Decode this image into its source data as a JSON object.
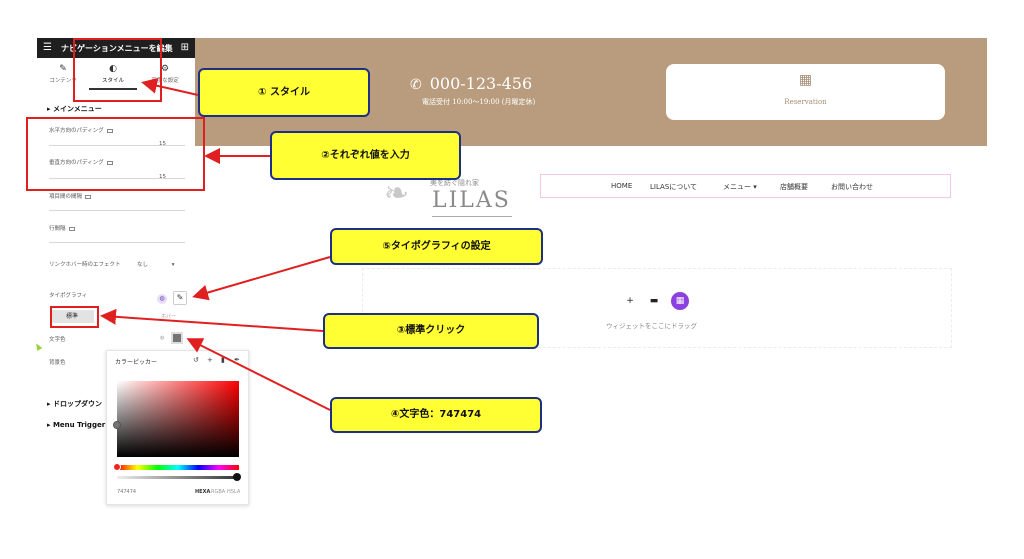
{
  "editor": {
    "panel_title": "ナビゲーションメニューを編集",
    "tabs": [
      {
        "label": "コンテンツ",
        "icon": "pencil-icon"
      },
      {
        "label": "スタイル",
        "icon": "half-circle-icon"
      },
      {
        "label": "高度な設定",
        "icon": "gear-icon"
      }
    ],
    "section_main_menu": "メインメニュー",
    "controls": {
      "h_padding_label": "水平方向のパディング",
      "h_padding_value": "15",
      "v_padding_label": "垂直方向のパディング",
      "v_padding_value": "15",
      "item_spacing_label": "項目間の間隔",
      "line_height_label": "行間隔",
      "hover_effect_label": "リンクホバー時のエフェクト",
      "hover_effect_value": "なし",
      "typography_label": "タイポグラフィ",
      "normal_tab": "標準",
      "hover_tab_hint": "ホバー",
      "text_color_label": "文字色",
      "bg_color_label": "背景色"
    },
    "section_dropdown": "ドロップダウン",
    "section_menu_trigger": "Menu Trigger &"
  },
  "color_picker": {
    "title": "カラーピッカー",
    "hex_value": "747474",
    "modes": [
      "HEXA",
      "RGBA",
      "HSLA"
    ],
    "selected_color": "#747474"
  },
  "preview": {
    "phone": "000-123-456",
    "hours": "電話受付 10:00～19:00 (月曜定休)",
    "reservation_label": "Reservation",
    "logo_tagline": "美を紡ぐ隠れ家",
    "logo_name": "LILAS",
    "nav_items": [
      "HOME",
      "LILASについて",
      "メニュー",
      "店舗概要",
      "お問い合わせ"
    ],
    "dropzone_text": "ウィジェットをここにドラッグ"
  },
  "annotations": {
    "step1": "① スタイル",
    "step2": "②それぞれ値を入力",
    "step3": "③標準クリック",
    "step4": "④文字色：747474",
    "step5": "⑤タイポグラフィの設定"
  },
  "colors": {
    "banner": "#b99c7e",
    "callout_fill": "#ffff33",
    "callout_border": "#1e2f86",
    "highlight_red": "#e02020",
    "accent_purple": "#8d40e0"
  }
}
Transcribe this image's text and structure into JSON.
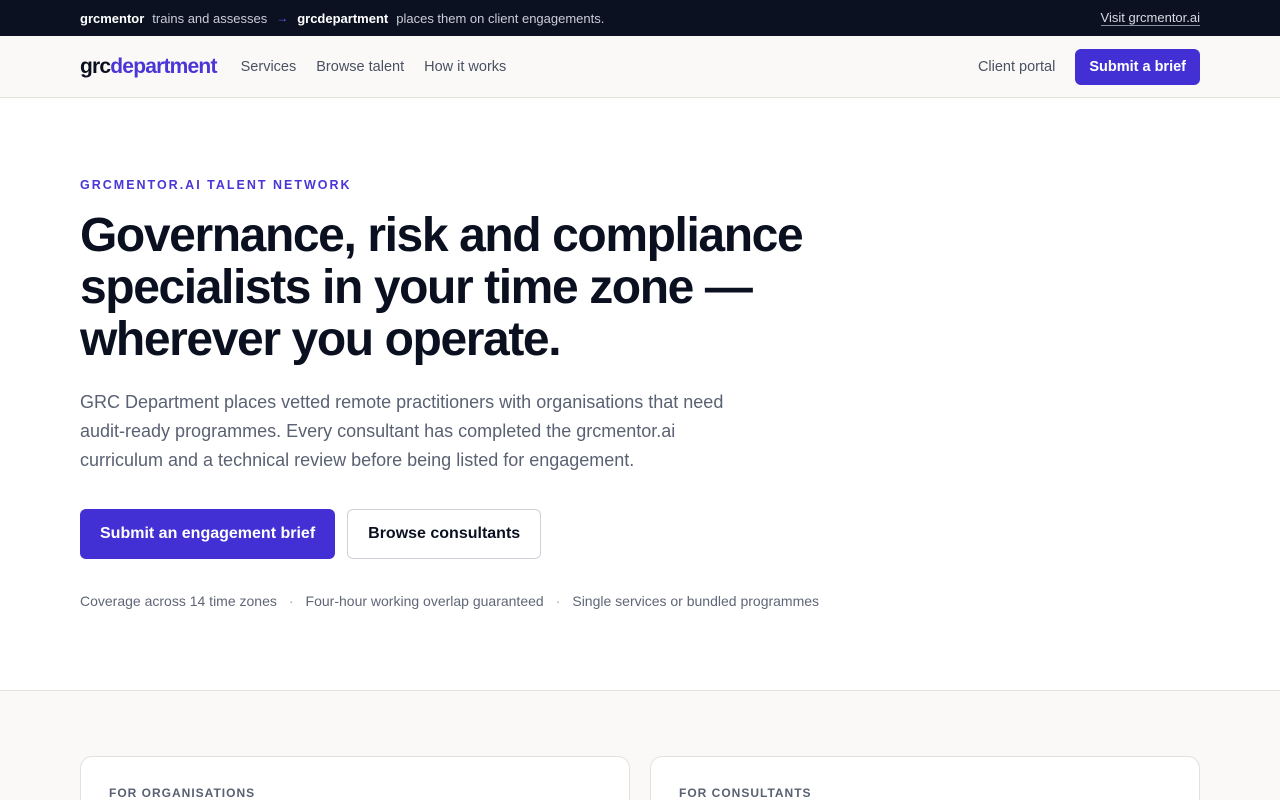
{
  "topbar": {
    "brand1": "grcmentor",
    "text1": "trains and assesses",
    "arrow": "→",
    "brand2": "grcdepartment",
    "text2": "places them on client engagements.",
    "visit_link": "Visit grcmentor.ai"
  },
  "nav": {
    "logo_part1": "grc",
    "logo_part2": "department",
    "links": [
      "Services",
      "Browse talent",
      "How it works"
    ],
    "client_portal": "Client portal",
    "cta": "Submit a brief"
  },
  "hero": {
    "eyebrow": "GRCMENTOR.AI TALENT NETWORK",
    "title": "Governance, risk and compliance specialists in your time zone — wherever you operate.",
    "lead": "GRC Department places vetted remote practitioners with organisations that need audit-ready programmes. Every consultant has completed the grcmentor.ai curriculum and a technical review before being listed for engagement.",
    "primary_cta": "Submit an engagement brief",
    "secondary_cta": "Browse consultants",
    "trust": [
      "Coverage across 14 time zones",
      "Four-hour working overlap guaranteed",
      "Single services or bundled programmes"
    ],
    "separator": "·"
  },
  "cards": [
    {
      "label": "FOR ORGANISATIONS"
    },
    {
      "label": "FOR CONSULTANTS"
    }
  ],
  "colors": {
    "accent": "#4330d4",
    "topbar_bg": "#0b1121",
    "text_dark": "#0b1020"
  }
}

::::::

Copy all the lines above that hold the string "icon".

        "icon": "pencil-icon"
        "icon": "half-circle-icon"
        "icon": "gear-icon"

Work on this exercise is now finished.